2006.018. Tulsa Race Riot Commission Collection, 1921–1923 / 1997–2001
View the Tulsa Race Riot Commission Collection finding aid
The Tulsa Race Riot Commission was created by the Oklahoma Legislature in 1997 under HB 2468. The mission of this organization was to study and provide a report of the Tulsa Race Riot of 1921 that would also help to give reparations for the tragic losses of those from the Greenwood District. The committee accomplished this by using a variety of sources that took roughly three and a half years to compile. This collection contains newspaper articles, interviews from survivors, death certificates, court cases filed against insurance companies, along with many photographs and statistics documenting the devastation that occurred during the eighteen-hour riot between May 31 and June 1, 1921. The final report was submitted on February 21, 2001.

Tulsa Race Riot: A Report by the Oklahoma Commission to Study the Tulsa Race Riot of 1921, published in 2001 (PDF)

These PDFs contain thousands of pages from the Tulsa Race Riot Commission Collection.
OHS-201 - Commission Information and Research. 1,090 pages.
OHS-202 - Documentation, Database, and Correspondence. 1,142 pages.
OHS-203 - Analysis and Final Report. 726 pages.
OHS-204 - Case Dockets #16013-19166, 1921. 1,070 pages.
OHS-205 - Case Dockets #19167-19221, 1921. 1,186 pages.
OHS-206 - Case Dockets #19221-19275, 1921. 1,201 pages.
OHS-207 - Case Dockets #23279-23346, 1921. 1,229 pages.
OHS-215 - Case Dockets #23347-23416, 1921. 1,061 pages.

Newspapers

Early Oklahoma newspapers reported the Tulsa Race Massacre and its aftermath; below are just a few examples of those publications, which reflect the segregated media of the period.
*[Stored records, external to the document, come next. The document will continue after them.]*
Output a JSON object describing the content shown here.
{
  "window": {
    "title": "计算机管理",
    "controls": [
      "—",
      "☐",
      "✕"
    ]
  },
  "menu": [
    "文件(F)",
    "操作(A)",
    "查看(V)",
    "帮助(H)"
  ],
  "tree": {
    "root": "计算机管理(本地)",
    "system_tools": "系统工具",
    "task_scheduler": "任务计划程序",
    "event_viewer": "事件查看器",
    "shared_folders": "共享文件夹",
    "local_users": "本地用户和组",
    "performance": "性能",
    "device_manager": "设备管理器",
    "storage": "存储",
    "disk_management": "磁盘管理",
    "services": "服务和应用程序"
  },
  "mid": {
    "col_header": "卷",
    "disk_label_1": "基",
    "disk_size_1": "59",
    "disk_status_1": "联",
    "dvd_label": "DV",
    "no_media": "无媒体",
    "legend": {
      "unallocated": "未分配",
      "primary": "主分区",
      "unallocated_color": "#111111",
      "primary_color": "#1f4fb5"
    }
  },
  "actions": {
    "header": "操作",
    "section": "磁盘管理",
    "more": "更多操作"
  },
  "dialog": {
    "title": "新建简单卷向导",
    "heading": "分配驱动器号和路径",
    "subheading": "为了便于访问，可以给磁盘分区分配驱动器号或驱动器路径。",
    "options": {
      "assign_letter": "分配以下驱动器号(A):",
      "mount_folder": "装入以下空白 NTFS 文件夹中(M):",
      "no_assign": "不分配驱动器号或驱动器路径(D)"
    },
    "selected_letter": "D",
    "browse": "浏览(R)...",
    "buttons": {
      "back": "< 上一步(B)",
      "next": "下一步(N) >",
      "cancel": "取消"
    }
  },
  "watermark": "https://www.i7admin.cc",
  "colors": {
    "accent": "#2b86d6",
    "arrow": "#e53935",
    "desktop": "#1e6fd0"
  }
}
Search and view more newspapers on The Gateway to Oklahoma History.


The Black Dispatch
June 3, 1921 
June 10, 1921
June 17, 1921
June 24, 1921


The Morning Tulsa Daily World
June 1, 1921, extra edition
June 1, 1921, second extra edition
June 1, 1921, final edition 

 


The Ada Evening News
June 2, 1921
June 3, 1921

The Ada Weekly News
June 2, 1921

The Anadarko Tribune
June 2, 1921

The Cherokee Messenger (Cherokee)
June 7, 1921

Coweta Times-Star
June 9, 1921

The Comanche Reflex
June 3, 1921

The Cushing Citizen
June 2, 1921

Daily Ardmoreite
June 1, 1921

Drumright Evening Derrick
June 1, 1921
June 2, 1921

The Frederick Leader
June 2, 1921
June 3, 1921

Harlow’s Weekly
June 3, 1921
June 10, 1921

Miami Record-Herald
June 3, 1921
June 10, 1921 

The Okfuskee County News
June 2, 1921

The Oklahoma Guide (Guthrie)
June 9, 1921

The Record-Democrat (Wagoner)
June 2, 1921

Sapulpa Herald
June 1, 1921 
June 2, 1921
June 3, 1921

The Shattuck Monitor
June 2, 1921